“The Da Vinci Code is Gnostic.”
- Apologist Meme Endlessly Repeated
In the Da Vinci Code, Dan Brown does quote the Gospel of Philip to support his fictional claim that Jesus and Mary were more than just disciple and teacher. He also cites non-existent “Gnostic Gospels” that support this view. Yet, it seems that not everyone who quotes the Canonical Gospels is accorded the status of Christian. In fact the common refrain is “even the devil can quote scripture.”
So how do they support this? There are two claims that are diametrically opposed. The apologists will make both at different times, and as far as I can tell, no one has yet called them on it.
The two claims are:
“The Da Vinci Code is Gnostic because it denies the divinity of Jesus.”
This often occurs in the same speech or article in which this attack on the Gnostic Gospels is given.
“The Jesus of the Gnostic Gospels is a supernatural being, not the real human Jesus of the Canonical scriptures. That's why the Gnostic Gospels lost out in the ancient scriptural Cannon Contest.”
So, which is it, apologists? Of course, being apologists they don't care what the actual case may or may not be. But if we actually look at both sets of scriptures we see a complex of takes on Christ, both have very human portraits of Jesus and both have the superhuman portraits. Even if they conveniently forget the Gospel of John when it suits them, it is only the most developed of the superhuman Jesus narratives. In the Gnostic texts a very human Jesus laughs. So, not only is the contradiction blatant, but the underlying situation is much more complex.
The other wonderfully ironic contradiction in apologist memes concerns the purported and endlessly repeated statement: “Gnostics considered the world, the body, and all matter to be evil.” If we ignore the deliberate oversimplification, they are still left with a big problem: the arguments and conclusions of Dan Brown's novel—all centering on genetic material and human remains.

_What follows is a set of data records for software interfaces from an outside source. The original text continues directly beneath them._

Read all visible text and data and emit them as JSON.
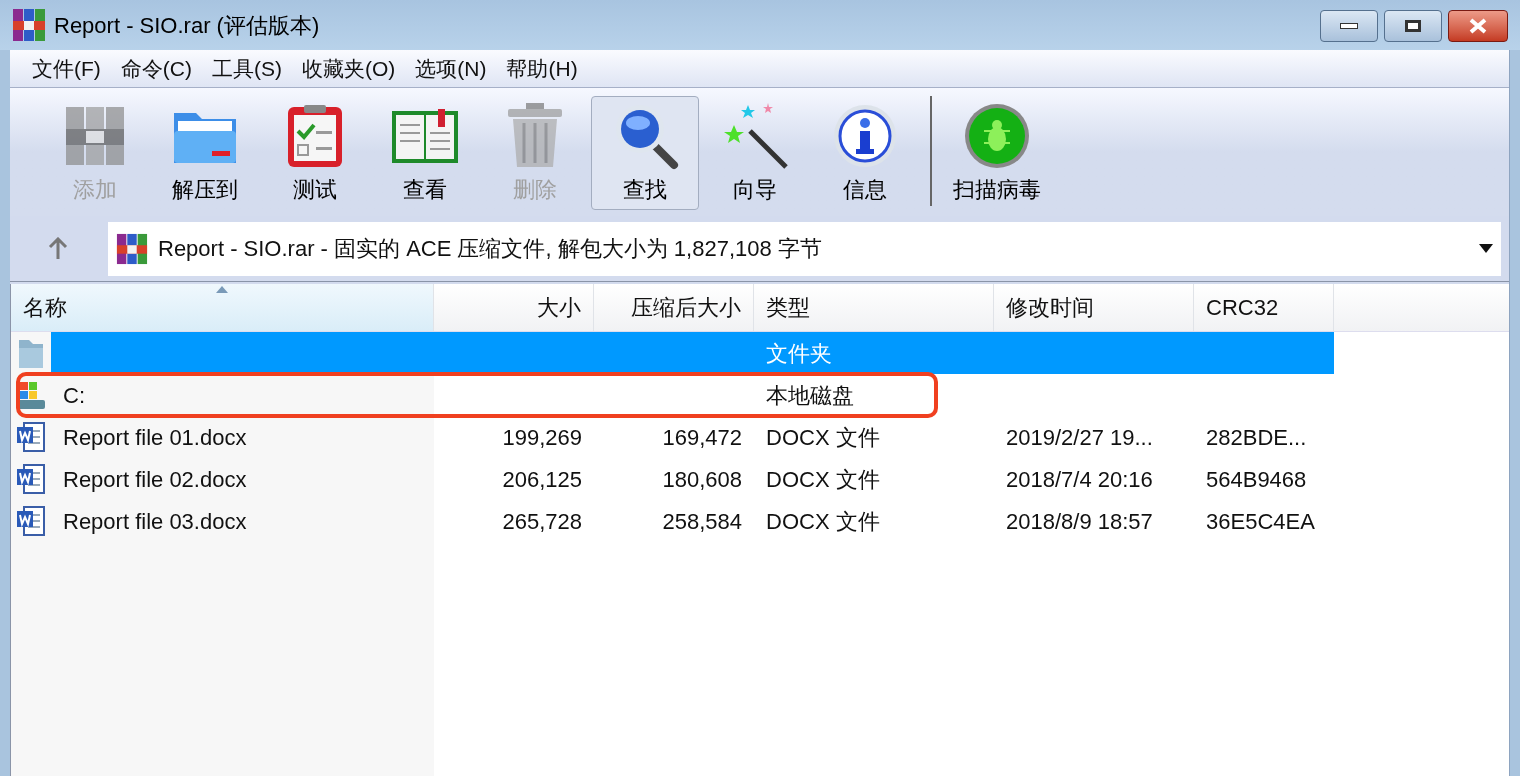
{
  "window": {
    "title": "Report - SIO.rar (评估版本)"
  },
  "menu": [
    "文件(F)",
    "命令(C)",
    "工具(S)",
    "收藏夹(O)",
    "选项(N)",
    "帮助(H)"
  ],
  "toolbar": [
    {
      "kind": "add",
      "label": "添加",
      "disabled": true,
      "selected": false
    },
    {
      "kind": "extract",
      "label": "解压到",
      "disabled": false,
      "selected": false
    },
    {
      "kind": "test",
      "label": "测试",
      "disabled": false,
      "selected": false
    },
    {
      "kind": "view",
      "label": "查看",
      "disabled": false,
      "selected": false
    },
    {
      "kind": "delete",
      "label": "删除",
      "disabled": true,
      "selected": false
    },
    {
      "kind": "find",
      "label": "查找",
      "disabled": false,
      "selected": true
    },
    {
      "kind": "wizard",
      "label": "向导",
      "disabled": false,
      "selected": false
    },
    {
      "kind": "info",
      "label": "信息",
      "disabled": false,
      "selected": false
    },
    {
      "kind": "virus",
      "label": "扫描病毒",
      "disabled": false,
      "selected": false
    }
  ],
  "address": {
    "text": "Report - SIO.rar - 固实的 ACE 压缩文件, 解包大小为 1,827,108 字节"
  },
  "table": {
    "columns": [
      "名称",
      "大小",
      "压缩后大小",
      "类型",
      "修改时间",
      "CRC32"
    ],
    "rows": [
      {
        "kind": "folder",
        "selected": true,
        "type": "文件夹"
      },
      {
        "kind": "drive",
        "selected": false,
        "name": "C:",
        "type": "本地磁盘"
      },
      {
        "kind": "docx",
        "selected": false,
        "name": "Report file 01.docx",
        "size": "199,269",
        "packed": "169,472",
        "type": "DOCX 文件",
        "modified": "2019/2/27 19...",
        "crc": "282BDE..."
      },
      {
        "kind": "docx",
        "selected": false,
        "name": "Report file 02.docx",
        "size": "206,125",
        "packed": "180,608",
        "type": "DOCX 文件",
        "modified": "2018/7/4 20:16",
        "crc": "564B9468"
      },
      {
        "kind": "docx",
        "selected": false,
        "name": "Report file 03.docx",
        "size": "265,728",
        "packed": "258,584",
        "type": "DOCX 文件",
        "modified": "2018/8/9 18:57",
        "crc": "36E5C4EA"
      }
    ]
  }
}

In spite of the fact that the Da Vinci Code novel is not Gnostic, there are elements that appeal to Gnostics. The creative attitude towards and the exploration of myths and symbols is an obvious one. I'll be addressing others, but you'll have to wait for the Illuminating the DaVinci Code series.

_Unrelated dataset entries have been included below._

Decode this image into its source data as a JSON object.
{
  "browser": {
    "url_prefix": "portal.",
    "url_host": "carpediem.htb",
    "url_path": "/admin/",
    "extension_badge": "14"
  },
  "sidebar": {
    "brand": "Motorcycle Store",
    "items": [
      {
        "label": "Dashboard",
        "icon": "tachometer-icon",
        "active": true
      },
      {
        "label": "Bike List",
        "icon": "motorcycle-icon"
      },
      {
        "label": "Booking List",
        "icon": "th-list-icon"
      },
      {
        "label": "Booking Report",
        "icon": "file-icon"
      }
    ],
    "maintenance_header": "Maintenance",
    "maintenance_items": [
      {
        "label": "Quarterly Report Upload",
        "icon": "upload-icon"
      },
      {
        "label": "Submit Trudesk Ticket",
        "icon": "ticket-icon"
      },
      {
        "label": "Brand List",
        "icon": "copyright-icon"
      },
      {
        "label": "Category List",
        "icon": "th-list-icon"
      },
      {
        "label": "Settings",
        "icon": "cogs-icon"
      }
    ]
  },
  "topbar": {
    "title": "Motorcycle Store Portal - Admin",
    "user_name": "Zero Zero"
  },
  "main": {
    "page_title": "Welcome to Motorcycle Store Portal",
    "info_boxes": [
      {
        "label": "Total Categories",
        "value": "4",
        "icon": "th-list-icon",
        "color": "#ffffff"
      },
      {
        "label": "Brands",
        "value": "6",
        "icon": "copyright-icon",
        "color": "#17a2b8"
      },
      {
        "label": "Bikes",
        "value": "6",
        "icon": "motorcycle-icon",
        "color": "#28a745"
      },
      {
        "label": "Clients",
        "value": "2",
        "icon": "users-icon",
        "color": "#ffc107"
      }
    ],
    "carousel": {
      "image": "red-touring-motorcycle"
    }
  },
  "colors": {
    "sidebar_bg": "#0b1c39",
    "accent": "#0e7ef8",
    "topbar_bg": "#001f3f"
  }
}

Fr. Jordan Stratford's book The Da Vinci Prayerbook is now available, for another illuminating view.